Truth and Lip Service
I do not have the space here to provide an exhaustive defense of hydrocarbons or rational arguments on climate science, but I can recommend others who have written extensively on the subject. Read Alex Epstein, Bjorn Lomborg, Steve Koonin, Mark Mills and fellow Division of Professional Affairs member Andy May. Study historical world affairs and how energy policy failures can lead to world wars. Pay attention to the modern crisis with Russia and the frightening consequences of self-induced import dependence facing Germany, as well as the hydrocarbon-starved energy dependence inherent to many countries. Hydrocarbon import agreements do not necessarily provide for national security. However, the ability to export hydrocarbons is very empowering.
Political leaders who care about their citizens are highly focused on finding reliable, affordable and secure sources of hydrocarbons. China is expanding their use of coal because they desire energy security and they have limited oil and gas reserves. President Xi knows his people and their economy need hydrocarbon energy to keep making “stuff” for the world. Oh, and that includes the rare earth minerals needed for the “green economy” of which China mines 60 percent of the global supply. China might provide lip service to combatting climate change, but the actions of their leadership tell a different story.
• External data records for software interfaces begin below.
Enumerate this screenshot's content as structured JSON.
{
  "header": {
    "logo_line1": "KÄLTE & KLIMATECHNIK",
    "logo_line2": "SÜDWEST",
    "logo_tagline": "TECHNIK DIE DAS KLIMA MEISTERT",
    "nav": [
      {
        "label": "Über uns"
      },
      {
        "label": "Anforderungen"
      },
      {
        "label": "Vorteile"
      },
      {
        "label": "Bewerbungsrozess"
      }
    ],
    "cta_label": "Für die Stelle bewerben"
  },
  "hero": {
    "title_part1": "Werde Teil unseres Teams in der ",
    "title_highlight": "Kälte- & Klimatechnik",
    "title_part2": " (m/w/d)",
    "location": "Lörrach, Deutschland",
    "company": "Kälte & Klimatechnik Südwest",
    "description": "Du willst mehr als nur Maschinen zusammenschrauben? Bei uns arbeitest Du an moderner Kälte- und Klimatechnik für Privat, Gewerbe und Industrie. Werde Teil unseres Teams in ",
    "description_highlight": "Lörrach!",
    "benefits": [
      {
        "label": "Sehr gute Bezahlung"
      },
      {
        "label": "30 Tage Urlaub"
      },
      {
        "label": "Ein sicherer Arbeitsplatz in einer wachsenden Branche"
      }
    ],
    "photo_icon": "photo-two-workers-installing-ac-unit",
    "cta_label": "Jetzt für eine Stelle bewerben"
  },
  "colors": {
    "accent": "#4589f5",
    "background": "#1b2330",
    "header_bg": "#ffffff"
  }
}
Leaders who want to attend Hollywood parties have a different focus. By promoting a climate catastrophism narrative that blames the use of hydrocarbons, these mostly Western leaders have used fear to try to crush the hydrocarbon economies in their own countries. They get away with it when the people are uninformed. If petroleum geoscientists don’t do more to educate the general population about the world of hydrocarbons, the negative political exploitation will continue. Informed citizens would never accept the incongruity of a U.S. president seeking more oil from foreign tyrants in Venezuela and Iran while a senator from Massachusetts wages her personal war on American oil producers. American oil production is a source of American national security. This adage holds true for every country. When domestic oil production is attacked from within or from the outside, it should be viewed as an attack on a nation’s security.
AAPG is Home
For those who have a passion for something other than petroleum geology, I encourage you to follow your dreams. We don’t all have to do the same things. But for the petroleum geologist, the women and men who apply enormous technical talent and creative thinking to find the hydrocarbon resources that power the world, know that AAPG is your natural home. Whatever merger or reinvention happens with AAPG, let’s make sure that the business of bringing hydrocarbons to an energy starved world remains the primary focus of our organization.
Yes, AAPG was founded by proud Americans, but the vision of this society is now shared across the globe. It is truly an international vision and we need each other now more than ever. The hostility toward petroleum is extreme and we need leaders in AAPG to emerge in every country to stand against this foolish onslaught. Become so well educated on the topic of hydrocarbons and the climate that when you are asked, “What do you do for a living?” you are prepared. No shy answers like, “You’ll probably hate me because I work for an oil company, but I really like nature!” Instead, be ready for succinct, passionate, confident answers that reveal your knowledge and conviction. Elaborate if asked, or if not, smile confidently. But more importantly, seek opportunities to be a discussion leader on the topic of hydrocarbons.
Within AAPG, the DPA is for the advocates in petroleum geology. There is no other professional society that brings together the aspects of science, technology and business to the world of petroleum geoscience. We must preserve that focus and, frankly, redouble our efforts to fulfill the core mission and not become distracted by non-petroleum pursuits. We must be the warriors who are unafraid to engage in the hydrocarbon debates.
If you agree, then join us.